======== The data ========

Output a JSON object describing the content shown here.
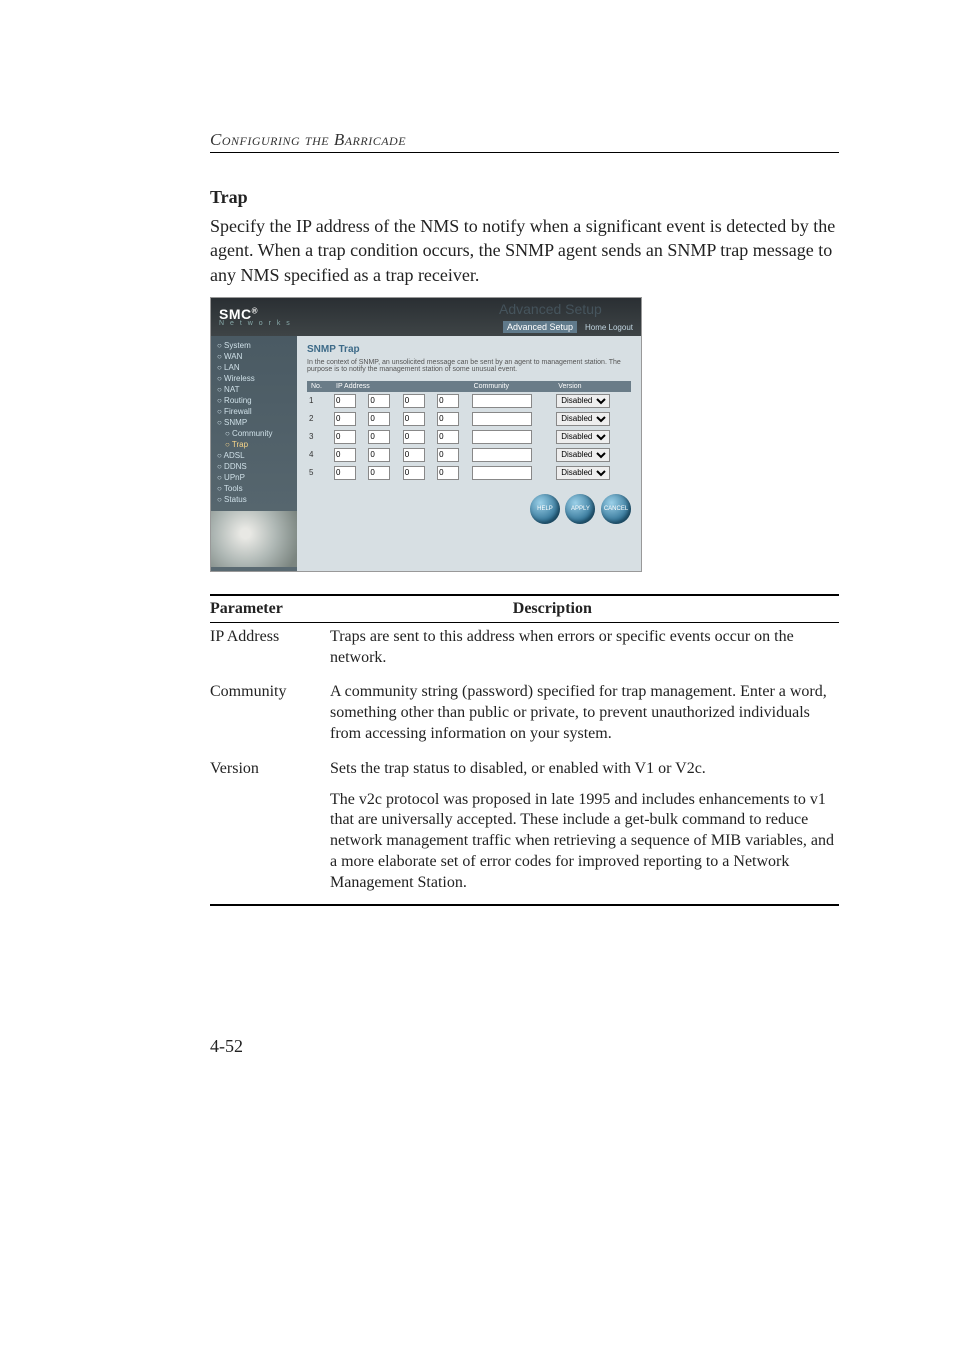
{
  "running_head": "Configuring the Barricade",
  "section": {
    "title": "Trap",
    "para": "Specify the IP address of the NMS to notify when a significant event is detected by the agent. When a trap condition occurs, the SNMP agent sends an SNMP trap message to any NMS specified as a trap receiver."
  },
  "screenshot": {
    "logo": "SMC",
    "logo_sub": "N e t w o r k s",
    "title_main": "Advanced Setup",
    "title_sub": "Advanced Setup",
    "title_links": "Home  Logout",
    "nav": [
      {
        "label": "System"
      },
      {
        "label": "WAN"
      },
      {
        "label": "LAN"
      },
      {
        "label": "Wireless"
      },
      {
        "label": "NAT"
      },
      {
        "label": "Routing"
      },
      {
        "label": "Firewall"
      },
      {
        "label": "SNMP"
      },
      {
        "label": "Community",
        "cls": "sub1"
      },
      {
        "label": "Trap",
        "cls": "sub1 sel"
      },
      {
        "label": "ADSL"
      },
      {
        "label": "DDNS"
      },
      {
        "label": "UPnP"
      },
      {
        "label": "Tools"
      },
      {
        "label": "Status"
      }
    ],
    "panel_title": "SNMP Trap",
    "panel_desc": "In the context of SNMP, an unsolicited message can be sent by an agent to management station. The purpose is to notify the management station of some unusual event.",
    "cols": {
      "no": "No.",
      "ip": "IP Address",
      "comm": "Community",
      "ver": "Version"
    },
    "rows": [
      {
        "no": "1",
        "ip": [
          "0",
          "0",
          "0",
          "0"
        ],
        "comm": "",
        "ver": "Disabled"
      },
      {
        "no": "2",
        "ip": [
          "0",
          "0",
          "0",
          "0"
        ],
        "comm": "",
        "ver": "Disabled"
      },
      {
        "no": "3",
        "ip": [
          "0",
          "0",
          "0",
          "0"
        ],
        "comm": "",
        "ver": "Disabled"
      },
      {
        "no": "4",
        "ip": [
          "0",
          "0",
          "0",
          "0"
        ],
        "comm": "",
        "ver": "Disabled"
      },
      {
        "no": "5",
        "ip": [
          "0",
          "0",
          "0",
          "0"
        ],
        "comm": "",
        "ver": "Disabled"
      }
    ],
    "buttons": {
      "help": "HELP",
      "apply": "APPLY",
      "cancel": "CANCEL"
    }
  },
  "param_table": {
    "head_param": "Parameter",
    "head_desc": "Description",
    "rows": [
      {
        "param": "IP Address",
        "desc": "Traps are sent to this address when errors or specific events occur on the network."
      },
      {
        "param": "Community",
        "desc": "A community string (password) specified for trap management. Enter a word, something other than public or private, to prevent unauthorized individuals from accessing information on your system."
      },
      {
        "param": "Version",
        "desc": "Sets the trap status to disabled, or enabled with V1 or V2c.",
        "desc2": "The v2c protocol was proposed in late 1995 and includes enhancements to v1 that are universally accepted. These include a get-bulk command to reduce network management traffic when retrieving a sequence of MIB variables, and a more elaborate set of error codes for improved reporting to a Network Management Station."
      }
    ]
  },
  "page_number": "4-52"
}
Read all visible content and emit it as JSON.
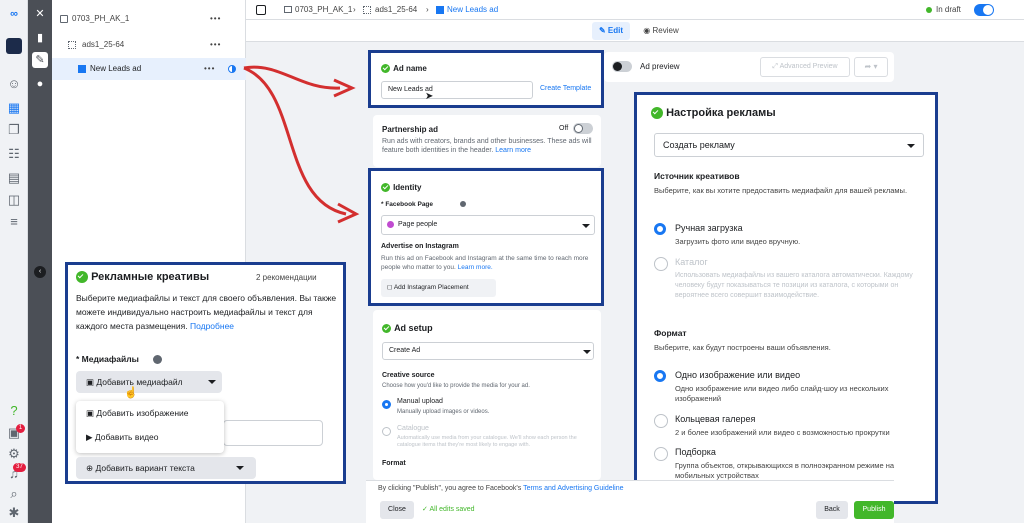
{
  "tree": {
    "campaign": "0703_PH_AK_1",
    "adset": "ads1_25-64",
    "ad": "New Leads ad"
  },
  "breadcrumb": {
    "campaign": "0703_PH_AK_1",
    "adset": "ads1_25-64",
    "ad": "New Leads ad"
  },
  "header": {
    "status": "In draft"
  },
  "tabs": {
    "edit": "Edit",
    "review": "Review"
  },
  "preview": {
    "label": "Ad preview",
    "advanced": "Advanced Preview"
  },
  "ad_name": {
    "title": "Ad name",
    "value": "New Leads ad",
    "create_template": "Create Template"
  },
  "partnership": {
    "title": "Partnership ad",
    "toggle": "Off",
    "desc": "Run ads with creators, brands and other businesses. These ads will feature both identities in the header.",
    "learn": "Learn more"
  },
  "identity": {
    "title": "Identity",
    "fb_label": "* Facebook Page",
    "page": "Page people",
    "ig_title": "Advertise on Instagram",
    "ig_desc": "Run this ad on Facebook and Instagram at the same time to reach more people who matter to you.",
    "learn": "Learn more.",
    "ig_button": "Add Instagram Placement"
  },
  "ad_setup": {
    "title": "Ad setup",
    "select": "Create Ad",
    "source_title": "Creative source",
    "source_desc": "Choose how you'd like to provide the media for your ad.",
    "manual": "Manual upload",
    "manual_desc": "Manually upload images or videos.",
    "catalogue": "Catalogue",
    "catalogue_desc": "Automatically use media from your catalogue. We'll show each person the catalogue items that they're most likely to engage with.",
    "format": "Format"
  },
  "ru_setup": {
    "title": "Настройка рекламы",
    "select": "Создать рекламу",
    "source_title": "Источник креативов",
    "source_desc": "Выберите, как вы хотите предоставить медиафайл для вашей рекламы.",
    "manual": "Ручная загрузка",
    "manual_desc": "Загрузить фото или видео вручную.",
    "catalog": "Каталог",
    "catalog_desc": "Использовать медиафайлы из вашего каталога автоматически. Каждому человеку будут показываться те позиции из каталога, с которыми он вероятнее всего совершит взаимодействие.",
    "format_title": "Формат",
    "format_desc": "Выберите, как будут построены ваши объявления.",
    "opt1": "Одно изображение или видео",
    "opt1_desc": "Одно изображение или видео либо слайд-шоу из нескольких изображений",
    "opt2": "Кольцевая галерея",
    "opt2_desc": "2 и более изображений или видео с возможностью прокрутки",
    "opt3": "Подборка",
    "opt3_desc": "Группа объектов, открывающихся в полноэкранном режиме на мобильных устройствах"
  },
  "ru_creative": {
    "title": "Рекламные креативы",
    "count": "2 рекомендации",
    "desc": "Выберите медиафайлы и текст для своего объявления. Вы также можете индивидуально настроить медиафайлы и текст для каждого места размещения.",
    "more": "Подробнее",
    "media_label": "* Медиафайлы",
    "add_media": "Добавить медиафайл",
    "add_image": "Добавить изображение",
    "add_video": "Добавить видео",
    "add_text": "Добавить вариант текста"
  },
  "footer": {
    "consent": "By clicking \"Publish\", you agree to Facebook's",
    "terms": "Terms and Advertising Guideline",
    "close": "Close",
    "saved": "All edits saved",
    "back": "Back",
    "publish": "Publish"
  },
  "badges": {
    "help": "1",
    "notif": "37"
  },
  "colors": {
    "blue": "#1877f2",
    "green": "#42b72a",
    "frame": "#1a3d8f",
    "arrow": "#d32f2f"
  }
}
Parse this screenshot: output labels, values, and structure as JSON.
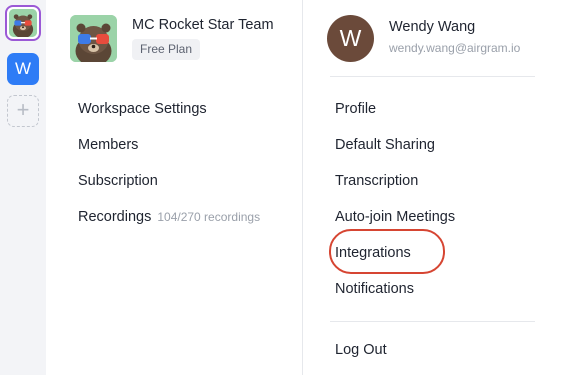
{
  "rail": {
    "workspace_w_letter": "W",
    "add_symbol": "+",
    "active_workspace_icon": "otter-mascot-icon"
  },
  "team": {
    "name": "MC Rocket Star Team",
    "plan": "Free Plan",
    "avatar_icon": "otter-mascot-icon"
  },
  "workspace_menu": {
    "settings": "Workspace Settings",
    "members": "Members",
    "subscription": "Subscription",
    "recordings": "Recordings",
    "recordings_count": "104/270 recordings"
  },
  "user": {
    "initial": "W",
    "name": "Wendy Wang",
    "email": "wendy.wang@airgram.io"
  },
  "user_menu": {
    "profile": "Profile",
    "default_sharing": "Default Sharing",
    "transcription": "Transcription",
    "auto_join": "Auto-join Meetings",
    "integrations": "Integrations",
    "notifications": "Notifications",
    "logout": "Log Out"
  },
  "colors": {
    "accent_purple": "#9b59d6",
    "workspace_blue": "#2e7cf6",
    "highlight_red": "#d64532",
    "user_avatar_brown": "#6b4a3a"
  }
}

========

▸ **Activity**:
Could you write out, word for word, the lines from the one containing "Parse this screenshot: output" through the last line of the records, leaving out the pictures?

▸ **Finished task**:
Parse this screenshot: output labels, values, and structure as JSON.
{
  "rail": {
    "workspace_w_letter": "W",
    "add_symbol": "+",
    "active_workspace_icon": "otter-mascot-icon"
  },
  "team": {
    "name": "MC Rocket Star Team",
    "plan": "Free Plan",
    "avatar_icon": "otter-mascot-icon"
  },
  "workspace_menu": {
    "settings": "Workspace Settings",
    "members": "Members",
    "subscription": "Subscription",
    "recordings": "Recordings",
    "recordings_count": "104/270 recordings"
  },
  "user": {
    "initial": "W",
    "name": "Wendy Wang",
    "email": "wendy.wang@airgram.io"
  },
  "user_menu": {
    "profile": "Profile",
    "default_sharing": "Default Sharing",
    "transcription": "Transcription",
    "auto_join": "Auto-join Meetings",
    "integrations": "Integrations",
    "notifications": "Notifications",
    "logout": "Log Out"
  },
  "colors": {
    "accent_purple": "#9b59d6",
    "workspace_blue": "#2e7cf6",
    "highlight_red": "#d64532",
    "user_avatar_brown": "#6b4a3a"
  }
}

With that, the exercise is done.